::: Source material :::

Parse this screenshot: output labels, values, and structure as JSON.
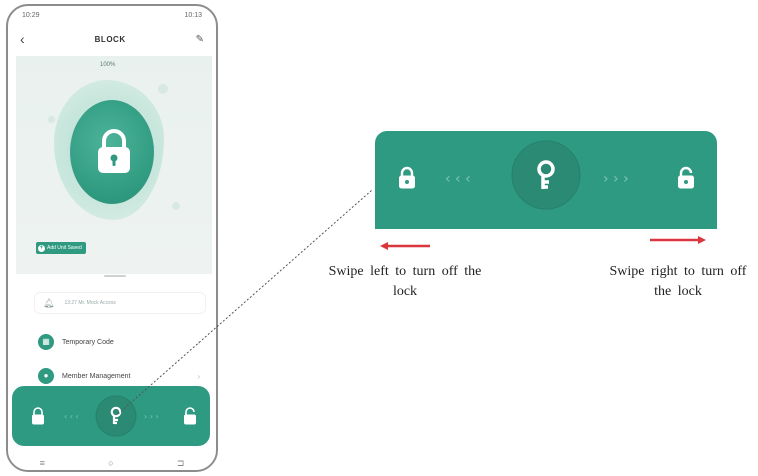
{
  "status_bar": {
    "time_left": "10:29",
    "time_right": "10:13"
  },
  "header": {
    "title": "BLOCK"
  },
  "lock_status": {
    "battery": "100%"
  },
  "add_badge": {
    "label": "Add Unit Saved"
  },
  "record": {
    "text": "13:27 Mr. Mock Access"
  },
  "menu": [
    {
      "label": "Temporary Code"
    },
    {
      "label": "Member Management"
    }
  ],
  "captions": {
    "left": "Swipe left to turn off the lock",
    "right": "Swipe right to turn off the lock"
  },
  "colors": {
    "accent": "#2e9a82",
    "arrow": "#d9363e"
  },
  "icons": [
    "lock-icon",
    "unlock-icon",
    "key-icon",
    "bell-icon",
    "code-icon",
    "person-icon",
    "back-icon",
    "edit-icon"
  ]
}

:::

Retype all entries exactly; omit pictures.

Parse this screenshot: output labels, values, and structure as JSON.
{
  "status_bar": {
    "time_left": "10:29",
    "time_right": "10:13"
  },
  "header": {
    "title": "BLOCK"
  },
  "lock_status": {
    "battery": "100%"
  },
  "add_badge": {
    "label": "Add Unit Saved"
  },
  "record": {
    "text": "13:27 Mr. Mock Access"
  },
  "menu": [
    {
      "label": "Temporary Code"
    },
    {
      "label": "Member Management"
    }
  ],
  "captions": {
    "left": "Swipe left to turn off the lock",
    "right": "Swipe right to turn off the lock"
  },
  "colors": {
    "accent": "#2e9a82",
    "arrow": "#d9363e"
  },
  "icons": [
    "lock-icon",
    "unlock-icon",
    "key-icon",
    "bell-icon",
    "code-icon",
    "person-icon",
    "back-icon",
    "edit-icon"
  ]
}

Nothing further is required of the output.